• **INSTRUCTIONS TO FOLLOW**
Repeat the whole of the data, keeping every detail the same.
##### RECORD EXTRACTS #####
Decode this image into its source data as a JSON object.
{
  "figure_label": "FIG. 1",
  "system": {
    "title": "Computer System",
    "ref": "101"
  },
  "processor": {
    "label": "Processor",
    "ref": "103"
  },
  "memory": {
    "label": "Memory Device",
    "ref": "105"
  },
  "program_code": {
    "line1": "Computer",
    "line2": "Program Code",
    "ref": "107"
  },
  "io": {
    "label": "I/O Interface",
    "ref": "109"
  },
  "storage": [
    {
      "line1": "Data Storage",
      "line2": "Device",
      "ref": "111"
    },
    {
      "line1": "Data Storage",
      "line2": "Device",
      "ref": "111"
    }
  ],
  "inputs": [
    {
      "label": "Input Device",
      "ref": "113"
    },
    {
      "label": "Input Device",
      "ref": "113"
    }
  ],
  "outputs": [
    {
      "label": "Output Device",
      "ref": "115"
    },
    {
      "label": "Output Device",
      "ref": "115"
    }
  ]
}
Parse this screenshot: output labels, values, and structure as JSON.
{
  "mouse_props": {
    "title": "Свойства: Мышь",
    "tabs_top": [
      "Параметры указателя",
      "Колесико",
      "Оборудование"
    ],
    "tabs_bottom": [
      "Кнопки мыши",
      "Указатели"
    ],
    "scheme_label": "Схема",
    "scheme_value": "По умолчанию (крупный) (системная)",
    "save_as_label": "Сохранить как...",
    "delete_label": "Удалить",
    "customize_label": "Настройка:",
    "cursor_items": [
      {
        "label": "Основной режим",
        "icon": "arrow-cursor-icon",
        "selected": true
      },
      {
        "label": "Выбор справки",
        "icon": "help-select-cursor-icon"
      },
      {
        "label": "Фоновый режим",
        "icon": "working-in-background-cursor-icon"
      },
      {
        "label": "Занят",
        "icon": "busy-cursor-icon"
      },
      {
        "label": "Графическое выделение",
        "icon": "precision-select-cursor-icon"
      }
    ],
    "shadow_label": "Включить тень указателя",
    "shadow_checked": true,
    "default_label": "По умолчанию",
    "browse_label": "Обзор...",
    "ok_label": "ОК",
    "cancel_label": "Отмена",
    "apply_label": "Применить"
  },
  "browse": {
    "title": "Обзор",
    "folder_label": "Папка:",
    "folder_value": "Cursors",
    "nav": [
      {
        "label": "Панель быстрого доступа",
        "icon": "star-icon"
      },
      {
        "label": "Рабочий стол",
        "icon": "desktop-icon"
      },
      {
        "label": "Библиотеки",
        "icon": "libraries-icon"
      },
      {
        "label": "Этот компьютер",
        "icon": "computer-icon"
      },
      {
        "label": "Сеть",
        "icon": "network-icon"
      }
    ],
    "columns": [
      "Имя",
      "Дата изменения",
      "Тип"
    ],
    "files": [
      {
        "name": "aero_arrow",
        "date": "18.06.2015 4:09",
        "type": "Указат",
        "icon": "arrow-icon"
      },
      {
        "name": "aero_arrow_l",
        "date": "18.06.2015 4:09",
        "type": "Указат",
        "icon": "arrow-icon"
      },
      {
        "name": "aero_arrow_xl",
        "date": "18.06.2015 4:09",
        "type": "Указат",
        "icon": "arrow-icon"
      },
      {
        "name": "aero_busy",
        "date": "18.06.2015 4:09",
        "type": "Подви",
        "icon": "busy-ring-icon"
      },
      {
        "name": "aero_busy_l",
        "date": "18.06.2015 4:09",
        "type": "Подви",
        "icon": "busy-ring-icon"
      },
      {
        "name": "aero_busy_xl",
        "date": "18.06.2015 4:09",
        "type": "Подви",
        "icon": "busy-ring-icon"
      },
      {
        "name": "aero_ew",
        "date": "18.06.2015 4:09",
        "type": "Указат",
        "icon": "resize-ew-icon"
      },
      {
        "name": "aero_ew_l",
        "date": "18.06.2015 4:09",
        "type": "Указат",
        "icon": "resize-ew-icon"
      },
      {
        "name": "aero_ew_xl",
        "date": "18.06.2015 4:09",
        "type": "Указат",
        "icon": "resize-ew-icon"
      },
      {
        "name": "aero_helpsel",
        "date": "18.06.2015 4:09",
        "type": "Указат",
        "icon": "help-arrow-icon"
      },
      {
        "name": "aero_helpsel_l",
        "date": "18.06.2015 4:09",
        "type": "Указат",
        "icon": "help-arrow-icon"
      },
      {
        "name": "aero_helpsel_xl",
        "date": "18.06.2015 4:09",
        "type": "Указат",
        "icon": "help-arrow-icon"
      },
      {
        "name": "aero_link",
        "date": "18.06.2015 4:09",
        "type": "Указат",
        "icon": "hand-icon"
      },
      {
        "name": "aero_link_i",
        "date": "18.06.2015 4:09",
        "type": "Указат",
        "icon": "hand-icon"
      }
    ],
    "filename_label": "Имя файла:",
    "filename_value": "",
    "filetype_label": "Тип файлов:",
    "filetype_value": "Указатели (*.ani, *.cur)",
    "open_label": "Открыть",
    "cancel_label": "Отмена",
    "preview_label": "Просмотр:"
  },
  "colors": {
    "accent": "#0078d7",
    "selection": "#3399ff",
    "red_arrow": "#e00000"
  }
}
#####
• **EXERCISE SOLUTION**
Decode this image into its source data as a JSON object.
{
  "figure_label": "FIG. 1",
  "system": {
    "title": "Computer System",
    "ref": "101"
  },
  "processor": {
    "label": "Processor",
    "ref": "103"
  },
  "memory": {
    "label": "Memory Device",
    "ref": "105"
  },
  "program_code": {
    "line1": "Computer",
    "line2": "Program Code",
    "ref": "107"
  },
  "io": {
    "label": "I/O Interface",
    "ref": "109"
  },
  "storage": [
    {
      "line1": "Data Storage",
      "line2": "Device",
      "ref": "111"
    },
    {
      "line1": "Data Storage",
      "line2": "Device",
      "ref": "111"
    }
  ],
  "inputs": [
    {
      "label": "Input Device",
      "ref": "113"
    },
    {
      "label": "Input Device",
      "ref": "113"
    }
  ],
  "outputs": [
    {
      "label": "Output Device",
      "ref": "115"
    },
    {
      "label": "Output Device",
      "ref": "115"
    }
  ]
}
Parse this screenshot: output labels, values, and structure as JSON.
{
  "mouse_props": {
    "title": "Свойства: Мышь",
    "tabs_top": [
      "Параметры указателя",
      "Колесико",
      "Оборудование"
    ],
    "tabs_bottom": [
      "Кнопки мыши",
      "Указатели"
    ],
    "scheme_label": "Схема",
    "scheme_value": "По умолчанию (крупный) (системная)",
    "save_as_label": "Сохранить как...",
    "delete_label": "Удалить",
    "customize_label": "Настройка:",
    "cursor_items": [
      {
        "label": "Основной режим",
        "icon": "arrow-cursor-icon",
        "selected": true
      },
      {
        "label": "Выбор справки",
        "icon": "help-select-cursor-icon"
      },
      {
        "label": "Фоновый режим",
        "icon": "working-in-background-cursor-icon"
      },
      {
        "label": "Занят",
        "icon": "busy-cursor-icon"
      },
      {
        "label": "Графическое выделение",
        "icon": "precision-select-cursor-icon"
      }
    ],
    "shadow_label": "Включить тень указателя",
    "shadow_checked": true,
    "default_label": "По умолчанию",
    "browse_label": "Обзор...",
    "ok_label": "ОК",
    "cancel_label": "Отмена",
    "apply_label": "Применить"
  },
  "browse": {
    "title": "Обзор",
    "folder_label": "Папка:",
    "folder_value": "Cursors",
    "nav": [
      {
        "label": "Панель быстрого доступа",
        "icon": "star-icon"
      },
      {
        "label": "Рабочий стол",
        "icon": "desktop-icon"
      },
      {
        "label": "Библиотеки",
        "icon": "libraries-icon"
      },
      {
        "label": "Этот компьютер",
        "icon": "computer-icon"
      },
      {
        "label": "Сеть",
        "icon": "network-icon"
      }
    ],
    "columns": [
      "Имя",
      "Дата изменения",
      "Тип"
    ],
    "files": [
      {
        "name": "aero_arrow",
        "date": "18.06.2015 4:09",
        "type": "Указат",
        "icon": "arrow-icon"
      },
      {
        "name": "aero_arrow_l",
        "date": "18.06.2015 4:09",
        "type": "Указат",
        "icon": "arrow-icon"
      },
      {
        "name": "aero_arrow_xl",
        "date": "18.06.2015 4:09",
        "type": "Указат",
        "icon": "arrow-icon"
      },
      {
        "name": "aero_busy",
        "date": "18.06.2015 4:09",
        "type": "Подви",
        "icon": "busy-ring-icon"
      },
      {
        "name": "aero_busy_l",
        "date": "18.06.2015 4:09",
        "type": "Подви",
        "icon": "busy-ring-icon"
      },
      {
        "name": "aero_busy_xl",
        "date": "18.06.2015 4:09",
        "type": "Подви",
        "icon": "busy-ring-icon"
      },
      {
        "name": "aero_ew",
        "date": "18.06.2015 4:09",
        "type": "Указат",
        "icon": "resize-ew-icon"
      },
      {
        "name": "aero_ew_l",
        "date": "18.06.2015 4:09",
        "type": "Указат",
        "icon": "resize-ew-icon"
      },
      {
        "name": "aero_ew_xl",
        "date": "18.06.2015 4:09",
        "type": "Указат",
        "icon": "resize-ew-icon"
      },
      {
        "name": "aero_helpsel",
        "date": "18.06.2015 4:09",
        "type": "Указат",
        "icon": "help-arrow-icon"
      },
      {
        "name": "aero_helpsel_l",
        "date": "18.06.2015 4:09",
        "type": "Указат",
        "icon": "help-arrow-icon"
      },
      {
        "name": "aero_helpsel_xl",
        "date": "18.06.2015 4:09",
        "type": "Указат",
        "icon": "help-arrow-icon"
      },
      {
        "name": "aero_link",
        "date": "18.06.2015 4:09",
        "type": "Указат",
        "icon": "hand-icon"
      },
      {
        "name": "aero_link_i",
        "date": "18.06.2015 4:09",
        "type": "Указат",
        "icon": "hand-icon"
      }
    ],
    "filename_label": "Имя файла:",
    "filename_value": "",
    "filetype_label": "Тип файлов:",
    "filetype_value": "Указатели (*.ani, *.cur)",
    "open_label": "Открыть",
    "cancel_label": "Отмена",
    "preview_label": "Просмотр:"
  },
  "colors": {
    "accent": "#0078d7",
    "selection": "#3399ff",
    "red_arrow": "#e00000"
  }
}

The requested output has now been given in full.